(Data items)
•••••

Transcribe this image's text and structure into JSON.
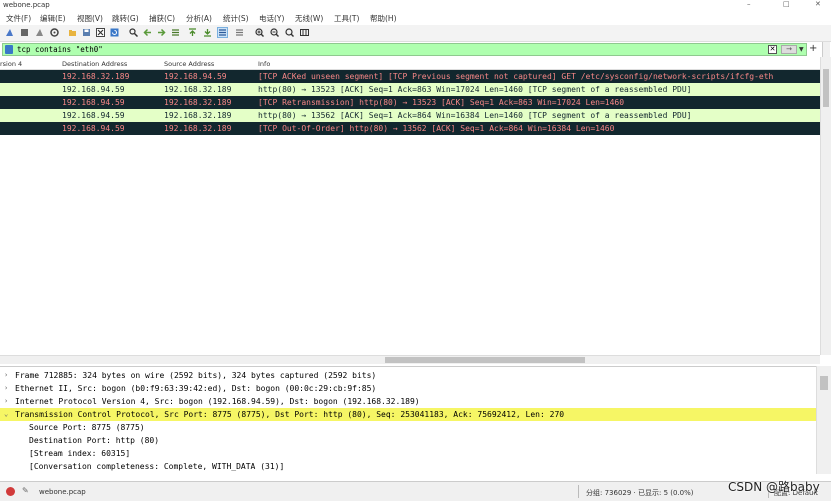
{
  "window": {
    "title": "webone.pcap",
    "controls": [
      "–",
      "□",
      "✕"
    ]
  },
  "menu": [
    "文件(F)",
    "编辑(E)",
    "视图(V)",
    "跳转(G)",
    "捕获(C)",
    "分析(A)",
    "统计(S)",
    "电话(Y)",
    "无线(W)",
    "工具(T)",
    "帮助(H)"
  ],
  "toolbar": {
    "icons": [
      "fin-icon",
      "stop-icon",
      "restart-icon",
      "options-icon",
      "open-icon",
      "save-icon",
      "close-file-icon",
      "reload-icon",
      "find-icon",
      "back-icon",
      "forward-icon",
      "goto-icon",
      "first-icon",
      "last-icon",
      "autoscroll-icon",
      "colorize-icon",
      "zoom-in-icon",
      "zoom-out-icon",
      "zoom-normal-icon",
      "resize-columns-icon"
    ]
  },
  "filter": {
    "value": "tcp contains \"eth0\"",
    "plus": "+"
  },
  "packet_list": {
    "columns": [
      "rsion 4",
      "Destination Address",
      "Source Address",
      "Info"
    ],
    "rows": [
      {
        "style": "bad",
        "dst": "192.168.32.189",
        "src": "192.168.94.59",
        "info": "[TCP ACKed unseen segment] [TCP Previous segment not captured] GET /etc/sysconfig/network-scripts/ifcfg-eth"
      },
      {
        "style": "ok",
        "dst": "192.168.94.59",
        "src": "192.168.32.189",
        "info": "http(80) → 13523 [ACK] Seq=1 Ack=863 Win=17024 Len=1460 [TCP segment of a reassembled PDU]"
      },
      {
        "style": "bad",
        "dst": "192.168.94.59",
        "src": "192.168.32.189",
        "info": "[TCP Retransmission] http(80) → 13523 [ACK] Seq=1 Ack=863 Win=17024 Len=1460"
      },
      {
        "style": "ok",
        "dst": "192.168.94.59",
        "src": "192.168.32.189",
        "info": "http(80) → 13562 [ACK] Seq=1 Ack=864 Win=16384 Len=1460 [TCP segment of a reassembled PDU]"
      },
      {
        "style": "bad",
        "dst": "192.168.94.59",
        "src": "192.168.32.189",
        "info": "[TCP Out-Of-Order] http(80) → 13562 [ACK] Seq=1 Ack=864 Win=16384 Len=1460"
      }
    ]
  },
  "details": [
    {
      "arrow": "›",
      "text": "Frame 712885: 324 bytes on wire (2592 bits), 324 bytes captured (2592 bits)",
      "selected": false,
      "child": false
    },
    {
      "arrow": "›",
      "text": "Ethernet II, Src: bogon (b0:f9:63:39:42:ed), Dst: bogon (00:0c:29:cb:9f:85)",
      "selected": false,
      "child": false
    },
    {
      "arrow": "›",
      "text": "Internet Protocol Version 4, Src: bogon (192.168.94.59), Dst: bogon (192.168.32.189)",
      "selected": false,
      "child": false
    },
    {
      "arrow": "⌄",
      "text": "Transmission Control Protocol, Src Port: 8775 (8775), Dst Port: http (80), Seq: 253041183, Ack: 75692412, Len: 270",
      "selected": true,
      "child": false
    },
    {
      "arrow": "",
      "text": "Source Port: 8775 (8775)",
      "selected": false,
      "child": true
    },
    {
      "arrow": "",
      "text": "Destination Port: http (80)",
      "selected": false,
      "child": true
    },
    {
      "arrow": "",
      "text": "[Stream index: 60315]",
      "selected": false,
      "child": true
    },
    {
      "arrow": "",
      "text": "[Conversation completeness: Complete, WITH_DATA (31)]",
      "selected": false,
      "child": true
    }
  ],
  "status": {
    "file": "webone.pcap",
    "packets": "分组: 736029 · 已显示: 5 (0.0%)",
    "profile": "配置: Default",
    "watermark": "CSDN @路baby"
  },
  "colors": {
    "bad_bg": "#12272e",
    "bad_fg": "#f78787",
    "ok_bg": "#e4ffc7",
    "filter_bg": "#afffaf",
    "selected": "#f6f665"
  }
}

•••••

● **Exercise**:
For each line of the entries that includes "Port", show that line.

● **Written answer**:
      "text": "Transmission Control Protocol, Src Port: 8775 (8775), Dst Port: http (80), Seq: 253041183, Ack: 75692412, Len: 270",
      "text": "Source Port: 8775 (8775)",
      "text": "Destination Port: http (80)",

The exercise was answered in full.